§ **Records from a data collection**
----

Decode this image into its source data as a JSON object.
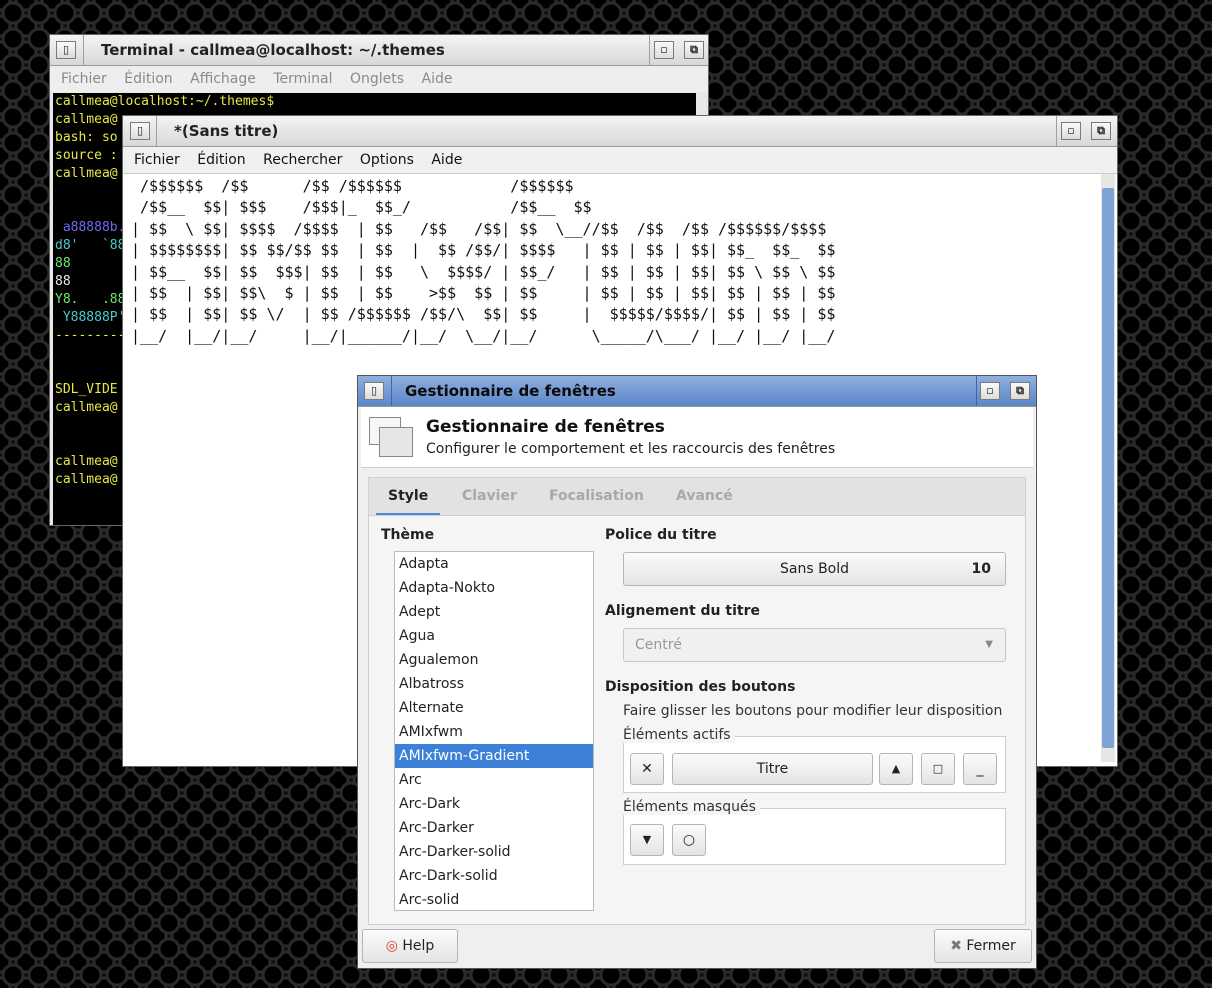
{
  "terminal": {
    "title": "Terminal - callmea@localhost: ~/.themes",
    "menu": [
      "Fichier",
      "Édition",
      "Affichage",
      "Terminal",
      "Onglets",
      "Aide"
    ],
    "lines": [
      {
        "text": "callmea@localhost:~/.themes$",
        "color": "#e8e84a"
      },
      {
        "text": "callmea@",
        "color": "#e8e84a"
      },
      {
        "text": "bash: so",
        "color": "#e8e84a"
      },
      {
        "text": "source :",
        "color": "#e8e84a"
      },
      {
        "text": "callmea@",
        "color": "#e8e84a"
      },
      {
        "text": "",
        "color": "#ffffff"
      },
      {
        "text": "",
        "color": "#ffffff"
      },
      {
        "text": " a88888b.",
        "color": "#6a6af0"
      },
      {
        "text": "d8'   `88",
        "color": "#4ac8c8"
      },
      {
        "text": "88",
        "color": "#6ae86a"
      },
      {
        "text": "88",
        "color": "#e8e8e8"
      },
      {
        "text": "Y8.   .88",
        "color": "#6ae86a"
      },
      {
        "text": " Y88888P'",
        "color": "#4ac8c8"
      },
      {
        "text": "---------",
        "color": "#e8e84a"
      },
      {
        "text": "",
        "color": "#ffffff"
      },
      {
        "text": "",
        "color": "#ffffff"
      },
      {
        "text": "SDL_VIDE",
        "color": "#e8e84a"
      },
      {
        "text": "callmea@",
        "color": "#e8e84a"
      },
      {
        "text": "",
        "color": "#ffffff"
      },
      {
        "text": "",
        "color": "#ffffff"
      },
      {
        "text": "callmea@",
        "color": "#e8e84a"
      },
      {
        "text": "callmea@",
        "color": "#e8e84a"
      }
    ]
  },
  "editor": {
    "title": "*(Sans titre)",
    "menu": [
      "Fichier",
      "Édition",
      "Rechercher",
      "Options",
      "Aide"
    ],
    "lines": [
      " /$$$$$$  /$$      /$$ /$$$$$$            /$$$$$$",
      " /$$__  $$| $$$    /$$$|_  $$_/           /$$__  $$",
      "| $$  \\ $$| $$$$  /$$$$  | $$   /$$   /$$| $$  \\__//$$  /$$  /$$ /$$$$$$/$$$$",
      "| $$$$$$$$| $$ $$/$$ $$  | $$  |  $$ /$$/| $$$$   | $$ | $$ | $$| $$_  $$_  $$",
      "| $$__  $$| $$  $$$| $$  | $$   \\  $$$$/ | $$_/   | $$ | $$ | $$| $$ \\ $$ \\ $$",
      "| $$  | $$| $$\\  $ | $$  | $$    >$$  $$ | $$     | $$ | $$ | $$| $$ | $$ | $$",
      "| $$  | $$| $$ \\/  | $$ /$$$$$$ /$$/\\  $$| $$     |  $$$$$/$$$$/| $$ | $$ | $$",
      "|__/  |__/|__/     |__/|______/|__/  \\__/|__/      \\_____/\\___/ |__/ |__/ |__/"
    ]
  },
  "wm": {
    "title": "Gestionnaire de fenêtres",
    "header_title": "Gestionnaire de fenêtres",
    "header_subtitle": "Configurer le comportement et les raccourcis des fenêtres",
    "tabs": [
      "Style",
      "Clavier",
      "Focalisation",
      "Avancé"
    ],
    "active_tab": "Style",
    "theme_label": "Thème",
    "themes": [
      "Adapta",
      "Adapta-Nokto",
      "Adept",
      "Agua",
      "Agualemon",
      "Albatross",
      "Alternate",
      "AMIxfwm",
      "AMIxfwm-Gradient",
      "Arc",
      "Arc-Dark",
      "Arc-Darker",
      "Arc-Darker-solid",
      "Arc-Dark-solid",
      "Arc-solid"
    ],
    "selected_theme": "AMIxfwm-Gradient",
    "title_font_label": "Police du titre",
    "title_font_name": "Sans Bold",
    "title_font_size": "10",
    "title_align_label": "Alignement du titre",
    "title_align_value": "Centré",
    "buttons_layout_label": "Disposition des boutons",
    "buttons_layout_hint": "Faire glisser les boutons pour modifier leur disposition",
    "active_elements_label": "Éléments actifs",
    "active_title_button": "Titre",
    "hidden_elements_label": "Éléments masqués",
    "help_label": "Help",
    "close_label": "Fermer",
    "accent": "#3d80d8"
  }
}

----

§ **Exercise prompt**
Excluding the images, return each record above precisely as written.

§ **Written response**
Decode this image into its source data as a JSON object.
{
  "terminal": {
    "title": "Terminal - callmea@localhost: ~/.themes",
    "menu": [
      "Fichier",
      "Édition",
      "Affichage",
      "Terminal",
      "Onglets",
      "Aide"
    ],
    "lines": [
      {
        "text": "callmea@localhost:~/.themes$",
        "color": "#e8e84a"
      },
      {
        "text": "callmea@",
        "color": "#e8e84a"
      },
      {
        "text": "bash: so",
        "color": "#e8e84a"
      },
      {
        "text": "source :",
        "color": "#e8e84a"
      },
      {
        "text": "callmea@",
        "color": "#e8e84a"
      },
      {
        "text": "",
        "color": "#ffffff"
      },
      {
        "text": "",
        "color": "#ffffff"
      },
      {
        "text": " a88888b.",
        "color": "#6a6af0"
      },
      {
        "text": "d8'   `88",
        "color": "#4ac8c8"
      },
      {
        "text": "88",
        "color": "#6ae86a"
      },
      {
        "text": "88",
        "color": "#e8e8e8"
      },
      {
        "text": "Y8.   .88",
        "color": "#6ae86a"
      },
      {
        "text": " Y88888P'",
        "color": "#4ac8c8"
      },
      {
        "text": "---------",
        "color": "#e8e84a"
      },
      {
        "text": "",
        "color": "#ffffff"
      },
      {
        "text": "",
        "color": "#ffffff"
      },
      {
        "text": "SDL_VIDE",
        "color": "#e8e84a"
      },
      {
        "text": "callmea@",
        "color": "#e8e84a"
      },
      {
        "text": "",
        "color": "#ffffff"
      },
      {
        "text": "",
        "color": "#ffffff"
      },
      {
        "text": "callmea@",
        "color": "#e8e84a"
      },
      {
        "text": "callmea@",
        "color": "#e8e84a"
      }
    ]
  },
  "editor": {
    "title": "*(Sans titre)",
    "menu": [
      "Fichier",
      "Édition",
      "Rechercher",
      "Options",
      "Aide"
    ],
    "lines": [
      " /$$$$$$  /$$      /$$ /$$$$$$            /$$$$$$",
      " /$$__  $$| $$$    /$$$|_  $$_/           /$$__  $$",
      "| $$  \\ $$| $$$$  /$$$$  | $$   /$$   /$$| $$  \\__//$$  /$$  /$$ /$$$$$$/$$$$",
      "| $$$$$$$$| $$ $$/$$ $$  | $$  |  $$ /$$/| $$$$   | $$ | $$ | $$| $$_  $$_  $$",
      "| $$__  $$| $$  $$$| $$  | $$   \\  $$$$/ | $$_/   | $$ | $$ | $$| $$ \\ $$ \\ $$",
      "| $$  | $$| $$\\  $ | $$  | $$    >$$  $$ | $$     | $$ | $$ | $$| $$ | $$ | $$",
      "| $$  | $$| $$ \\/  | $$ /$$$$$$ /$$/\\  $$| $$     |  $$$$$/$$$$/| $$ | $$ | $$",
      "|__/  |__/|__/     |__/|______/|__/  \\__/|__/      \\_____/\\___/ |__/ |__/ |__/"
    ]
  },
  "wm": {
    "title": "Gestionnaire de fenêtres",
    "header_title": "Gestionnaire de fenêtres",
    "header_subtitle": "Configurer le comportement et les raccourcis des fenêtres",
    "tabs": [
      "Style",
      "Clavier",
      "Focalisation",
      "Avancé"
    ],
    "active_tab": "Style",
    "theme_label": "Thème",
    "themes": [
      "Adapta",
      "Adapta-Nokto",
      "Adept",
      "Agua",
      "Agualemon",
      "Albatross",
      "Alternate",
      "AMIxfwm",
      "AMIxfwm-Gradient",
      "Arc",
      "Arc-Dark",
      "Arc-Darker",
      "Arc-Darker-solid",
      "Arc-Dark-solid",
      "Arc-solid"
    ],
    "selected_theme": "AMIxfwm-Gradient",
    "title_font_label": "Police du titre",
    "title_font_name": "Sans Bold",
    "title_font_size": "10",
    "title_align_label": "Alignement du titre",
    "title_align_value": "Centré",
    "buttons_layout_label": "Disposition des boutons",
    "buttons_layout_hint": "Faire glisser les boutons pour modifier leur disposition",
    "active_elements_label": "Éléments actifs",
    "active_title_button": "Titre",
    "hidden_elements_label": "Éléments masqués",
    "help_label": "Help",
    "close_label": "Fermer",
    "accent": "#3d80d8"
  }
}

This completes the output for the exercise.